### Description of the task
Where in the records does the word "palette" occur? Copy each line in which it does.

Dataset rows describing interfaces
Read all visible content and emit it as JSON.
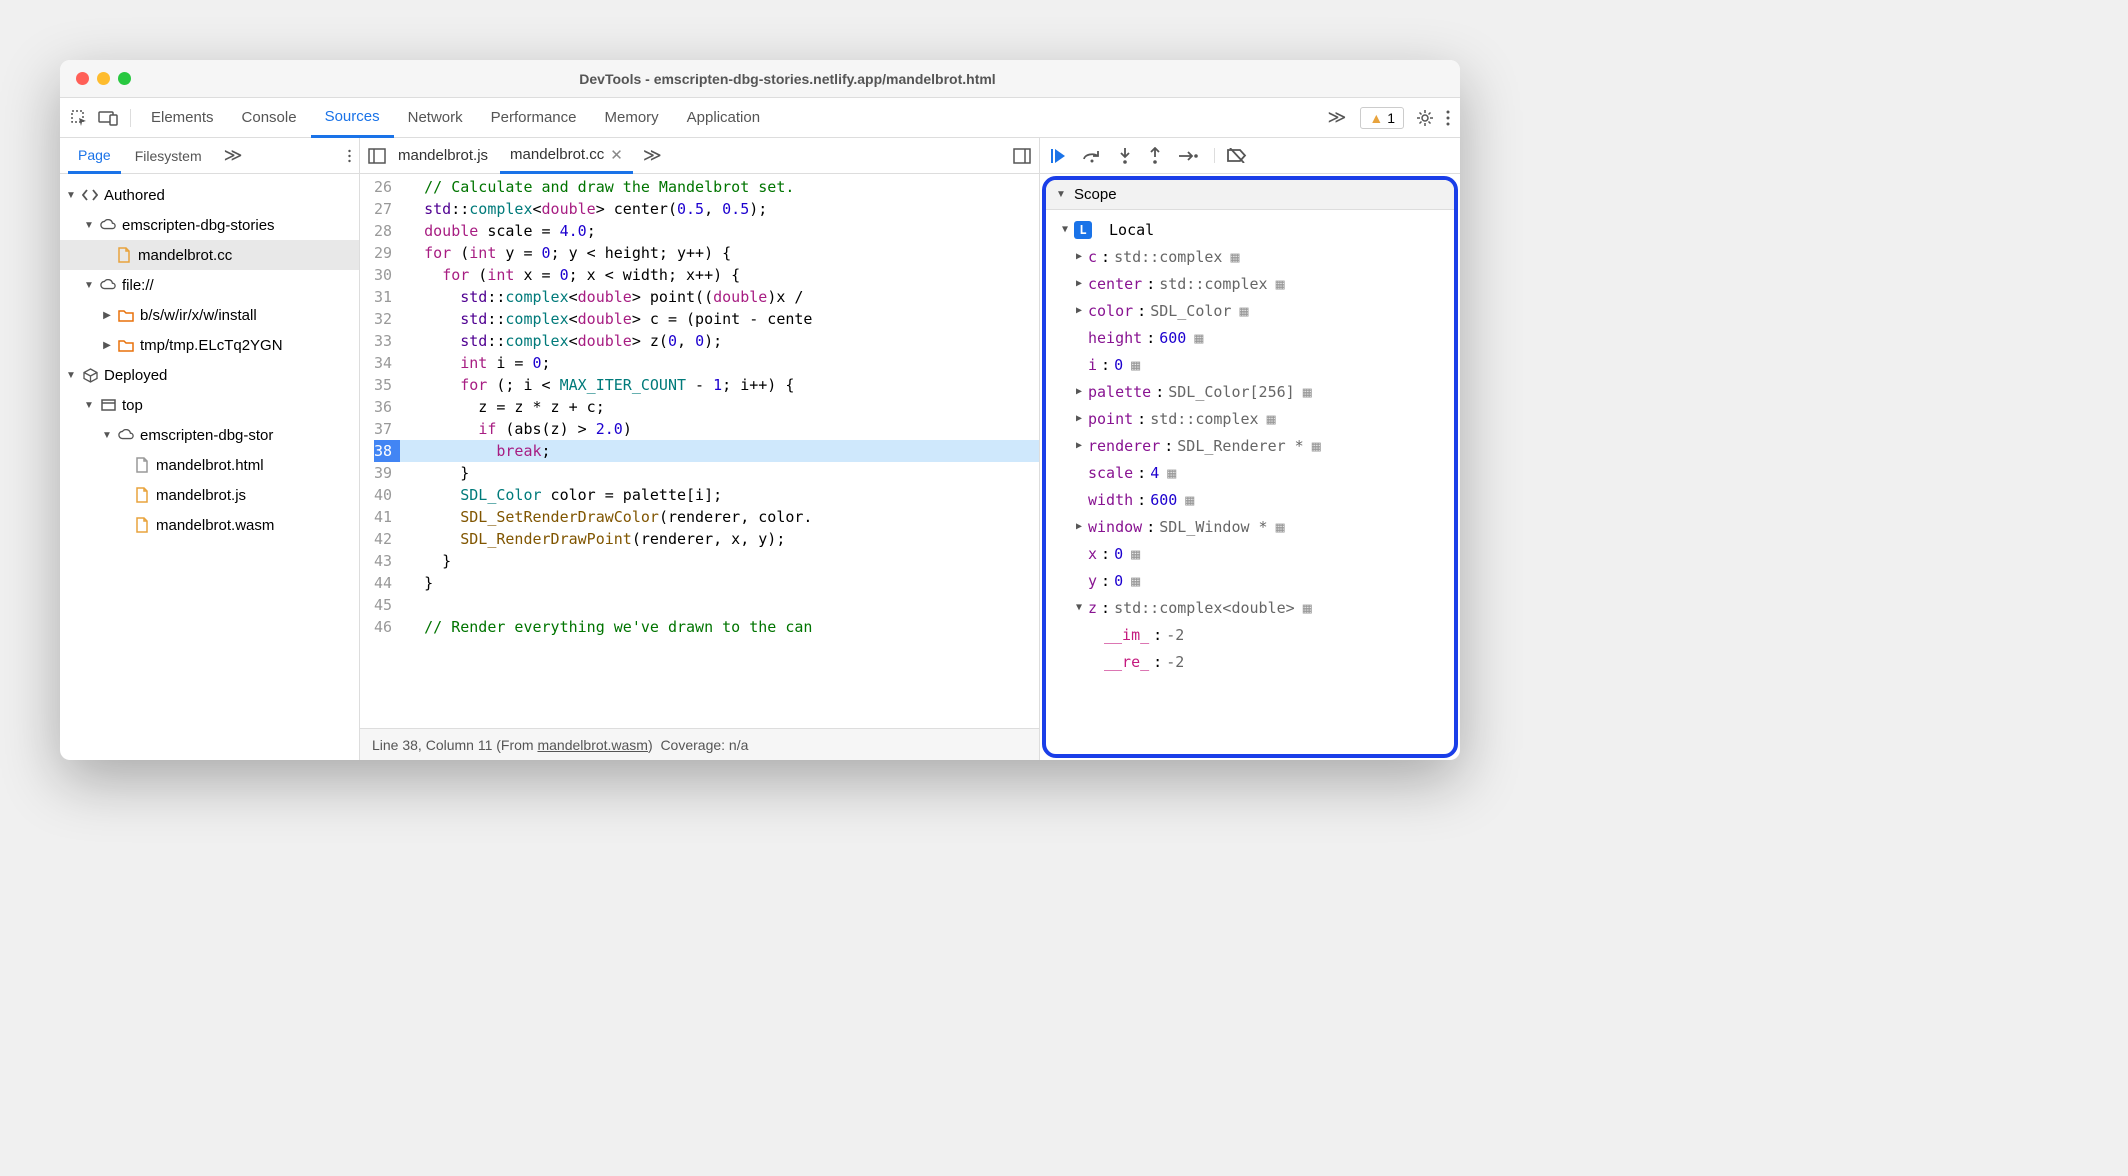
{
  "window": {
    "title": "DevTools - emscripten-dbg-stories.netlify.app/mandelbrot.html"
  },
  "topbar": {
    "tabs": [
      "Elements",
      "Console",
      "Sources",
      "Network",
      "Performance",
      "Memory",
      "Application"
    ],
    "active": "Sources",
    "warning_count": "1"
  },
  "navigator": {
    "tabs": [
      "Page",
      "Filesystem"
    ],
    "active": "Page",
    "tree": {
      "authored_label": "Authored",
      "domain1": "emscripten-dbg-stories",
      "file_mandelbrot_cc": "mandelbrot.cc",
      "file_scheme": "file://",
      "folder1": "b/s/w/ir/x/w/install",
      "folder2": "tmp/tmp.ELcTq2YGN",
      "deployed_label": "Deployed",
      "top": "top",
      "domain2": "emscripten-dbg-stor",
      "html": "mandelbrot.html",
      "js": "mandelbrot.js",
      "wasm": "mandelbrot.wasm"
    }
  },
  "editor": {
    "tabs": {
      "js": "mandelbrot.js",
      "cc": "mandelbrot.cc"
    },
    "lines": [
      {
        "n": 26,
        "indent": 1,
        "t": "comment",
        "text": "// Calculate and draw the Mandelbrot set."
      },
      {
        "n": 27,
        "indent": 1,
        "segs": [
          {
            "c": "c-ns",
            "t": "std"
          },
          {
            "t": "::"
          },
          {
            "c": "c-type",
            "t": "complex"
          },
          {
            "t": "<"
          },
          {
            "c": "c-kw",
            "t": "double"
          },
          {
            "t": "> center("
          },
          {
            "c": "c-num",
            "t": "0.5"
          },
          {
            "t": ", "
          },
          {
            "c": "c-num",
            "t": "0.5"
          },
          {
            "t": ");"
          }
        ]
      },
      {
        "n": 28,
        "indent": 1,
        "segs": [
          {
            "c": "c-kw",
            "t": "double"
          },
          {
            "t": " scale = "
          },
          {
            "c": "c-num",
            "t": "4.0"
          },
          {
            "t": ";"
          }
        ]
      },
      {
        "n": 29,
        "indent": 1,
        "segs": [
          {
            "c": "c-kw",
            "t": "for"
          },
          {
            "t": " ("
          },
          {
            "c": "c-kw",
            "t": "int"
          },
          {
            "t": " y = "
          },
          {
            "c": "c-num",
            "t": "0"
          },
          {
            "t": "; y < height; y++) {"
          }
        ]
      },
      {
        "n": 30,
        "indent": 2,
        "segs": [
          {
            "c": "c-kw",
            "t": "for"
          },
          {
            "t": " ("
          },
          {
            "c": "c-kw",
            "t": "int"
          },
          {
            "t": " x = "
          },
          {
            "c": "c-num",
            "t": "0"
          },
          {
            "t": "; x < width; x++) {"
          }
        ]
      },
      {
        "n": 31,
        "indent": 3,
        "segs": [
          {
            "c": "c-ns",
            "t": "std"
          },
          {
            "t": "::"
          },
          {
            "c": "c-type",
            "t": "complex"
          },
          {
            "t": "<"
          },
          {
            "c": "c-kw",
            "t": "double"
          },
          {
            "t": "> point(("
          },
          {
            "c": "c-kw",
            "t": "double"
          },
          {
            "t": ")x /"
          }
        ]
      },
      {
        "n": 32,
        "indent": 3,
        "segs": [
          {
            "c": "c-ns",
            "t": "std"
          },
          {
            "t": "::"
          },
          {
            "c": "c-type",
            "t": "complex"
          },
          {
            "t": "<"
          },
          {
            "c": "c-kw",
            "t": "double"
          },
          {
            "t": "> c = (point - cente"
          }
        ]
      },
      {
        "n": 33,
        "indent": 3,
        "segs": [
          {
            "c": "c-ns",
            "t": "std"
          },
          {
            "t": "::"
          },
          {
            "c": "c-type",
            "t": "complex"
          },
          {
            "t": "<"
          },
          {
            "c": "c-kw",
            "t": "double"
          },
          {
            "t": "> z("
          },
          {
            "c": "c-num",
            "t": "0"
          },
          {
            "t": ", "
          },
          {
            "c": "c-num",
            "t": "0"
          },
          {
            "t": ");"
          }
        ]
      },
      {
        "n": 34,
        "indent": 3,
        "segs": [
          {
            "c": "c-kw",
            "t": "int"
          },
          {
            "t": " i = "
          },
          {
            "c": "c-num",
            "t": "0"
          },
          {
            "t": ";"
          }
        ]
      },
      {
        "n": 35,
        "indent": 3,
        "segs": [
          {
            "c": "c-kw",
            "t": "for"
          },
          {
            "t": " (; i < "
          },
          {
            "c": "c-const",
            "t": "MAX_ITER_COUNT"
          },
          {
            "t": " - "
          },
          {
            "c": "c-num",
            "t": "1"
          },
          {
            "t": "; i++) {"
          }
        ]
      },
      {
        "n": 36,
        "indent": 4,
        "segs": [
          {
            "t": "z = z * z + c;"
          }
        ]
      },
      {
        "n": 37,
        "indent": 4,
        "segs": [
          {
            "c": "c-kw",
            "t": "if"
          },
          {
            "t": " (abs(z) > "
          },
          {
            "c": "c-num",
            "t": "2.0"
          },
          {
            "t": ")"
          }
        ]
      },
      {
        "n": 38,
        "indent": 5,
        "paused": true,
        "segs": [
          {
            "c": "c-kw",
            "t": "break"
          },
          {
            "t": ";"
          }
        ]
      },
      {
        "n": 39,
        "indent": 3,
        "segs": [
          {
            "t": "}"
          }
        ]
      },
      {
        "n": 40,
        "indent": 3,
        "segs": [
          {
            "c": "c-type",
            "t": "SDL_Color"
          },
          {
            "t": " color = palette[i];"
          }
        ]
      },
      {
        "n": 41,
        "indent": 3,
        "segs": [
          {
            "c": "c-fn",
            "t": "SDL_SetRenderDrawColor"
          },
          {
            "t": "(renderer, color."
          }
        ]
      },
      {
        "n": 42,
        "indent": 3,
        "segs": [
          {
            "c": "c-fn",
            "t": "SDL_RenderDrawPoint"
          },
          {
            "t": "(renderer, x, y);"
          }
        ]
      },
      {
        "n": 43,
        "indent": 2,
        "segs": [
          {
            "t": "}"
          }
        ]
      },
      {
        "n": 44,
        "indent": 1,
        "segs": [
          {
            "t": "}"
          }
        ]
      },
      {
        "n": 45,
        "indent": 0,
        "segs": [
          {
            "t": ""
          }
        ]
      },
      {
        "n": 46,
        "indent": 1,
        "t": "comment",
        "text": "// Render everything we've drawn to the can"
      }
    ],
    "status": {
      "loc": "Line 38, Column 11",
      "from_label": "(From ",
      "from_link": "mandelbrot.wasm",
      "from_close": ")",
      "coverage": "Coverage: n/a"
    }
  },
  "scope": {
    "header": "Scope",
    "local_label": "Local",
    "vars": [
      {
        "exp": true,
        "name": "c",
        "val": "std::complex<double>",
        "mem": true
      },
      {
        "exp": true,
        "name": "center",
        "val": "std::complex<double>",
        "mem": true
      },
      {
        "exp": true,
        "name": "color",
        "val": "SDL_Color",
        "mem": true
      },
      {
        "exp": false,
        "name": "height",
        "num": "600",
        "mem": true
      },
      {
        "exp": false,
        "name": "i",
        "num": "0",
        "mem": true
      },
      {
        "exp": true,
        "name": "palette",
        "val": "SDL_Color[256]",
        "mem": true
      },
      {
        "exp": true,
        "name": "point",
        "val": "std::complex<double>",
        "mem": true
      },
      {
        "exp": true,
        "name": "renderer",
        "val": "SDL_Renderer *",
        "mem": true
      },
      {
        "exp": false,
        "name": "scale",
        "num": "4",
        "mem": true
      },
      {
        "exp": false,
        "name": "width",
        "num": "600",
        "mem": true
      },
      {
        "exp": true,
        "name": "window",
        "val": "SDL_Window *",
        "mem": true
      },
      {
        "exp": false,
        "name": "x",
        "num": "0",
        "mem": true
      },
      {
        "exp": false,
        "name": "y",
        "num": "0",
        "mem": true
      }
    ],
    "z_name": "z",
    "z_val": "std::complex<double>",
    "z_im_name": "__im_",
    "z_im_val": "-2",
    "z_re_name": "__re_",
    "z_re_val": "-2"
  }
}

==

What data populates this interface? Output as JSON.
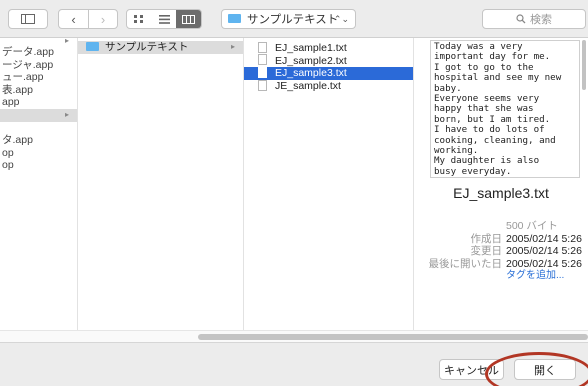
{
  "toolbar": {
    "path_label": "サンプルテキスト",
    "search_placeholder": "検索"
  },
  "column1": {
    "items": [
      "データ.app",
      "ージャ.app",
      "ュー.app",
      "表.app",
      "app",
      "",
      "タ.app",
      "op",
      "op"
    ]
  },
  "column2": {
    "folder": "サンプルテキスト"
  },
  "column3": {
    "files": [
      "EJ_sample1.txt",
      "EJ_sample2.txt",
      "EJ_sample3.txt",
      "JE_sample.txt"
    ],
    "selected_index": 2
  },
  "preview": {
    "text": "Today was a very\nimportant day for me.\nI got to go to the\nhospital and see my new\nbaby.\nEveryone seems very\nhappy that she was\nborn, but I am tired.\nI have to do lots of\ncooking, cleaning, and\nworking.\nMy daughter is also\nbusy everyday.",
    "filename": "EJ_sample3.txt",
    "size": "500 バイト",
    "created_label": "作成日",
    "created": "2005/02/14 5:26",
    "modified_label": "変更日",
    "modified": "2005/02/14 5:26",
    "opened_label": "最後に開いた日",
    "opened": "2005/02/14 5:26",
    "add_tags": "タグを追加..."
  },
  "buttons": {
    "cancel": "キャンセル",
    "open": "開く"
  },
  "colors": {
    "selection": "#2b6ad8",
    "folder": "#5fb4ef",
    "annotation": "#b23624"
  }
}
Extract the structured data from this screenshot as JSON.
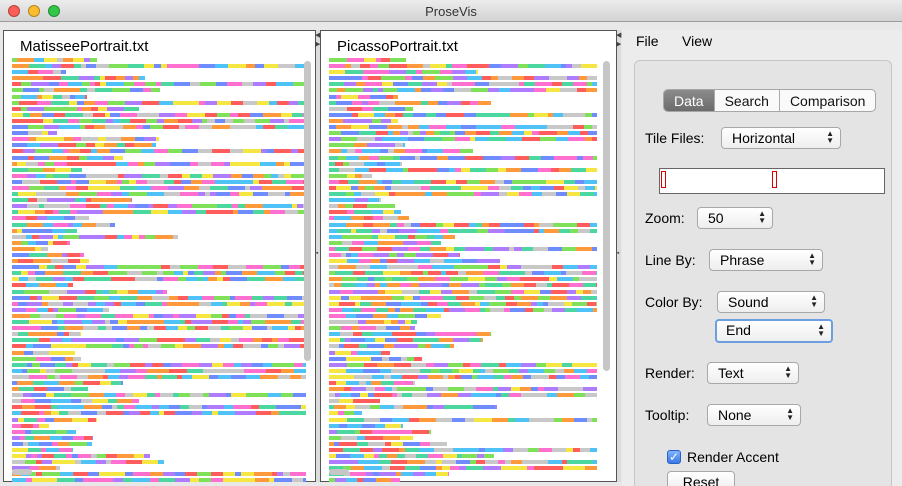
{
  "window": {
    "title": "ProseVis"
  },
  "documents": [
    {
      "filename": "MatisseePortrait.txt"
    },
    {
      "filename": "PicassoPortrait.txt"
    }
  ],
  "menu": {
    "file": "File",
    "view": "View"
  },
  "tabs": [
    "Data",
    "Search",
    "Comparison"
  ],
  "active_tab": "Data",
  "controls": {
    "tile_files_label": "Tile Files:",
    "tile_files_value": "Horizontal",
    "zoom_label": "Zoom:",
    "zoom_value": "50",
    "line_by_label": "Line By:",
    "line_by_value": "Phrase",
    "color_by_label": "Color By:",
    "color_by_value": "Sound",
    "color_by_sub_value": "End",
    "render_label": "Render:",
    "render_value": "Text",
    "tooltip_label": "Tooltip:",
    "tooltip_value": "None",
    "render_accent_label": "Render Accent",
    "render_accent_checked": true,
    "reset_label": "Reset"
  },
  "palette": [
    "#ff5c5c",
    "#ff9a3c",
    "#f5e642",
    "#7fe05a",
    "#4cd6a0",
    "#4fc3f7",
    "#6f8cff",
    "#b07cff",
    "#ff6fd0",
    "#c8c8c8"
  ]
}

### Output for this exercise
            "t": " color = palette[i];"
        "name": "palette",
  "palette": [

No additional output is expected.